[Problem description]:
Your task is to print the listing exactly as it stands.
※
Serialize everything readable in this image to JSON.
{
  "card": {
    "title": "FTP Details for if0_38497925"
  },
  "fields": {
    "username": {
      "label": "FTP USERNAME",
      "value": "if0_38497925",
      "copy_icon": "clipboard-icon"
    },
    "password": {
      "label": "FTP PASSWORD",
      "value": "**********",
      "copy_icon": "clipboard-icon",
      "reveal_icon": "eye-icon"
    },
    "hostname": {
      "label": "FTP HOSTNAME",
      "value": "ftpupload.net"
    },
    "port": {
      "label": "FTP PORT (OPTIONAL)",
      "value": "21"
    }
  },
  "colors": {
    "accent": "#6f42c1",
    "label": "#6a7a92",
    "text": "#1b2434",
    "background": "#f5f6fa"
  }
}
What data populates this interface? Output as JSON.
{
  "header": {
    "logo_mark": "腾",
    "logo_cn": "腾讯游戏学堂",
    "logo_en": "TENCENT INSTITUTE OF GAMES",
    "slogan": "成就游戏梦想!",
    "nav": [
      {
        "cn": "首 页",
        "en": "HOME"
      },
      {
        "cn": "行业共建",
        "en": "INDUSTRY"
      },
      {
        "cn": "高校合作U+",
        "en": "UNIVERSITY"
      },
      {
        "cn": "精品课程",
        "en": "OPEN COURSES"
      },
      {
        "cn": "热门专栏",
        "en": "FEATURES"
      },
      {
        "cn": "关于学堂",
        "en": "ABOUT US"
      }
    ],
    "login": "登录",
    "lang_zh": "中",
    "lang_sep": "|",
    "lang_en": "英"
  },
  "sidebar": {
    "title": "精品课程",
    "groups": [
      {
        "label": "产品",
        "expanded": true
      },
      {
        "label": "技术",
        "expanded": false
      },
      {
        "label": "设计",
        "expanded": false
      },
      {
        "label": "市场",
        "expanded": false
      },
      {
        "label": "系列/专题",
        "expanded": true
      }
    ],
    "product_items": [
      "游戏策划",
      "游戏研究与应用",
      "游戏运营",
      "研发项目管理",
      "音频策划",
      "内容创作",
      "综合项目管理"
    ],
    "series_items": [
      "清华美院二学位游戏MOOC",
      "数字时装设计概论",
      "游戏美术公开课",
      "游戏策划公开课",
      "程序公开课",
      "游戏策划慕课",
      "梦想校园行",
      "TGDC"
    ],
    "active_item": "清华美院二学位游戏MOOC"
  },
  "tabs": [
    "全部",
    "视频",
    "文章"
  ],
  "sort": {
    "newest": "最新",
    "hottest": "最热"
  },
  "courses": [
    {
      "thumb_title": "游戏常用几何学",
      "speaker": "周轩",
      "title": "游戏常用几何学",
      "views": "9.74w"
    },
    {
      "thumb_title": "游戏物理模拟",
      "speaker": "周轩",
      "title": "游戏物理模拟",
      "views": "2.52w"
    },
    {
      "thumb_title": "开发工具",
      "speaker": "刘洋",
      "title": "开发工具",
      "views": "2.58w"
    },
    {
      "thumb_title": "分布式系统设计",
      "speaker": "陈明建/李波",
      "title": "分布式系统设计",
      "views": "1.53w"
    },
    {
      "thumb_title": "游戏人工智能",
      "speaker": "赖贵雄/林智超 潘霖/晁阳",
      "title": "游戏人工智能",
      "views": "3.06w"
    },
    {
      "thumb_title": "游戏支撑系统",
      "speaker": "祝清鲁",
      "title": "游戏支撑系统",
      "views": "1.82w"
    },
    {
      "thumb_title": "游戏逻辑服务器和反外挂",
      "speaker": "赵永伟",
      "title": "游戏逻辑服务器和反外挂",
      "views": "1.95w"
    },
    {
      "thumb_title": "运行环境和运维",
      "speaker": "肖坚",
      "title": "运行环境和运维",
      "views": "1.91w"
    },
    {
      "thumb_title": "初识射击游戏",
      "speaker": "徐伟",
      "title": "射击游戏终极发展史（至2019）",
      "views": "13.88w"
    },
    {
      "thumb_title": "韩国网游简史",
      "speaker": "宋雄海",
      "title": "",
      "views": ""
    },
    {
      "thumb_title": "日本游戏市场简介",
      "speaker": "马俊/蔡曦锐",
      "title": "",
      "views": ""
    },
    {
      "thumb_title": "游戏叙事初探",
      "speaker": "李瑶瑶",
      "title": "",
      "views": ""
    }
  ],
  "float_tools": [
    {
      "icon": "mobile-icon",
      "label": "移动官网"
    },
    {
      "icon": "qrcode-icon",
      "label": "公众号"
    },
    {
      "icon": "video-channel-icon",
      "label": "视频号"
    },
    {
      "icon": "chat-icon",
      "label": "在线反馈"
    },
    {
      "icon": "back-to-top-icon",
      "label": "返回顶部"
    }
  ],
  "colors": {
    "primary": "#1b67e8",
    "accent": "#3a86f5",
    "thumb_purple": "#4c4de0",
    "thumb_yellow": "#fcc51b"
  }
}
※
[Result of this task]:
Serialize everything readable in this image to JSON.
{
  "card": {
    "title": "FTP Details for if0_38497925"
  },
  "fields": {
    "username": {
      "label": "FTP USERNAME",
      "value": "if0_38497925",
      "copy_icon": "clipboard-icon"
    },
    "password": {
      "label": "FTP PASSWORD",
      "value": "**********",
      "copy_icon": "clipboard-icon",
      "reveal_icon": "eye-icon"
    },
    "hostname": {
      "label": "FTP HOSTNAME",
      "value": "ftpupload.net"
    },
    "port": {
      "label": "FTP PORT (OPTIONAL)",
      "value": "21"
    }
  },
  "colors": {
    "accent": "#6f42c1",
    "label": "#6a7a92",
    "text": "#1b2434",
    "background": "#f5f6fa"
  }
}
What data populates this interface? Output as JSON.
{
  "header": {
    "logo_mark": "腾",
    "logo_cn": "腾讯游戏学堂",
    "logo_en": "TENCENT INSTITUTE OF GAMES",
    "slogan": "成就游戏梦想!",
    "nav": [
      {
        "cn": "首 页",
        "en": "HOME"
      },
      {
        "cn": "行业共建",
        "en": "INDUSTRY"
      },
      {
        "cn": "高校合作U+",
        "en": "UNIVERSITY"
      },
      {
        "cn": "精品课程",
        "en": "OPEN COURSES"
      },
      {
        "cn": "热门专栏",
        "en": "FEATURES"
      },
      {
        "cn": "关于学堂",
        "en": "ABOUT US"
      }
    ],
    "login": "登录",
    "lang_zh": "中",
    "lang_sep": "|",
    "lang_en": "英"
  },
  "sidebar": {
    "title": "精品课程",
    "groups": [
      {
        "label": "产品",
        "expanded": true
      },
      {
        "label": "技术",
        "expanded": false
      },
      {
        "label": "设计",
        "expanded": false
      },
      {
        "label": "市场",
        "expanded": false
      },
      {
        "label": "系列/专题",
        "expanded": true
      }
    ],
    "product_items": [
      "游戏策划",
      "游戏研究与应用",
      "游戏运营",
      "研发项目管理",
      "音频策划",
      "内容创作",
      "综合项目管理"
    ],
    "series_items": [
      "清华美院二学位游戏MOOC",
      "数字时装设计概论",
      "游戏美术公开课",
      "游戏策划公开课",
      "程序公开课",
      "游戏策划慕课",
      "梦想校园行",
      "TGDC"
    ],
    "active_item": "清华美院二学位游戏MOOC"
  },
  "tabs": [
    "全部",
    "视频",
    "文章"
  ],
  "sort": {
    "newest": "最新",
    "hottest": "最热"
  },
  "courses": [
    {
      "thumb_title": "游戏常用几何学",
      "speaker": "周轩",
      "title": "游戏常用几何学",
      "views": "9.74w"
    },
    {
      "thumb_title": "游戏物理模拟",
      "speaker": "周轩",
      "title": "游戏物理模拟",
      "views": "2.52w"
    },
    {
      "thumb_title": "开发工具",
      "speaker": "刘洋",
      "title": "开发工具",
      "views": "2.58w"
    },
    {
      "thumb_title": "分布式系统设计",
      "speaker": "陈明建/李波",
      "title": "分布式系统设计",
      "views": "1.53w"
    },
    {
      "thumb_title": "游戏人工智能",
      "speaker": "赖贵雄/林智超 潘霖/晁阳",
      "title": "游戏人工智能",
      "views": "3.06w"
    },
    {
      "thumb_title": "游戏支撑系统",
      "speaker": "祝清鲁",
      "title": "游戏支撑系统",
      "views": "1.82w"
    },
    {
      "thumb_title": "游戏逻辑服务器和反外挂",
      "speaker": "赵永伟",
      "title": "游戏逻辑服务器和反外挂",
      "views": "1.95w"
    },
    {
      "thumb_title": "运行环境和运维",
      "speaker": "肖坚",
      "title": "运行环境和运维",
      "views": "1.91w"
    },
    {
      "thumb_title": "初识射击游戏",
      "speaker": "徐伟",
      "title": "射击游戏终极发展史（至2019）",
      "views": "13.88w"
    },
    {
      "thumb_title": "韩国网游简史",
      "speaker": "宋雄海",
      "title": "",
      "views": ""
    },
    {
      "thumb_title": "日本游戏市场简介",
      "speaker": "马俊/蔡曦锐",
      "title": "",
      "views": ""
    },
    {
      "thumb_title": "游戏叙事初探",
      "speaker": "李瑶瑶",
      "title": "",
      "views": ""
    }
  ],
  "float_tools": [
    {
      "icon": "mobile-icon",
      "label": "移动官网"
    },
    {
      "icon": "qrcode-icon",
      "label": "公众号"
    },
    {
      "icon": "video-channel-icon",
      "label": "视频号"
    },
    {
      "icon": "chat-icon",
      "label": "在线反馈"
    },
    {
      "icon": "back-to-top-icon",
      "label": "返回顶部"
    }
  ],
  "colors": {
    "primary": "#1b67e8",
    "accent": "#3a86f5",
    "thumb_purple": "#4c4de0",
    "thumb_yellow": "#fcc51b"
  }
}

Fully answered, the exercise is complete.